A Rose Garden campaign is when an incumbent president takes advantage of the power and prestige of his office to help him run for re-election.
The phrase originally referred to a president staying on the grounds of the White House to campaign as opposed to traveling throughout the country. However, it’s taken on a broader meaning in recent years.
The term “Rose Garden campaign” was first used by then-candidate Jimmy Carter in 1976. At the time, Carter was challenging the incumbent president Gerald Ford. Carter complained that Ford was using a “Rose Garden strategy” to get himself free publicity, staying in the public eye by signing bills and making pronouncements. Meanwhile Carter, a relatively unknown peanut farmer from Georgia, had to work much harder to get attention.
President Ford’s “Rose Garden strategy” was not literally confined to the White House Rose Garden. In October of 1976, President Ford invited Queen Elizabeth to visit him at the White House to celebrate the bicentennial for America’s declaration of independence. Inevitably, the visit garnered a lot of media attention. Ford also held a series of televised interviews with the former baseball star Joe Garagiola.
Rose Garden strategy has both a literal and a figurative meaning. On the literal level, incumbent presidents use the White House Rose Garden as a stage for signing bills and holding media events. The setting evokes presidential power and stability. It’s an iconic location, and being photographed there sends a clear message to the public.
On a metaphorical level, a Rose Garden strategy refers to any time the incumbent president distributes political favors or largesse as part of his re-election strategy. This can mean offering economic packages to certain key states. It can also mean making key announcements about military victories, or about trade, or anything which impacts voters.
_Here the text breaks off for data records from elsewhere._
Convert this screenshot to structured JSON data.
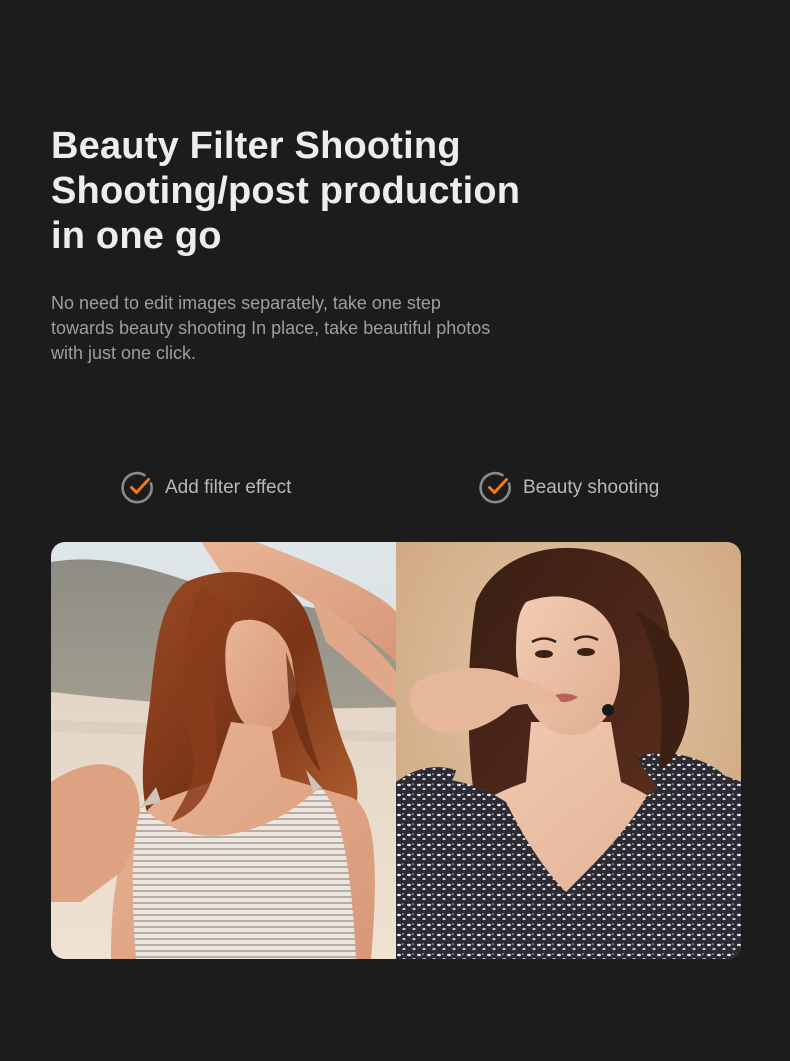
{
  "headline": {
    "line1": "Beauty Filter Shooting",
    "line2": "Shooting/post production",
    "line3": "in one go"
  },
  "description": {
    "line1": "No need to edit images separately, take one step",
    "line2": "towards beauty shooting In place, take beautiful photos",
    "line3": "with just one click."
  },
  "features": [
    {
      "label": "Add filter effect",
      "icon": "check-circle-icon"
    },
    {
      "label": "Beauty shooting",
      "icon": "check-circle-icon"
    }
  ],
  "colors": {
    "background": "#1c1c1d",
    "accent": "#f07a1c",
    "heading": "#ededed",
    "body_text": "#9e9e9e"
  }
}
Ahead of the 1936 election, for example, Franklin Roosevelt famously pushed for more economic support for workers and farmers, telling his aides that he wanted cotton prices to go up and that he didn’t want workers to be laid off.
In the first half of 2019, the New York Times reported that President Trump had held at least 11 events in the Rose Garden – more than twice the number of such events that he held in 2017. The Times concluded that Trump wanted to use his Rose Garden appearances to bolster his public image as part of his re-election campaign.
“He’s an indoor creature, but he wants to be seen outdoors,” Douglas Brinkley, a presidential historian, told the Times. “He likes the Oval Office because he could do the big signature and show power. But after a while, it becomes an image of a guy who is locked in a room. This is a deeply image-driven president. In the Rose Garden, he’s able to project that he’s outside and enjoying the compound.”
Also in 2019, The New Republic accused presidential hopeful Joe Biden of employing a “wilted Rose Garden” strategy. The publication argued that Biden, who served as Barack Obama’s vice president, was basing his campaign around his vice presidential past. The strategy, New Republic argued, was one born out of weakness, rather than strength. Its goal was to bypass Biden’s problematic voting record in the Senate and to keep voters focused on his two terms serving under a popular president.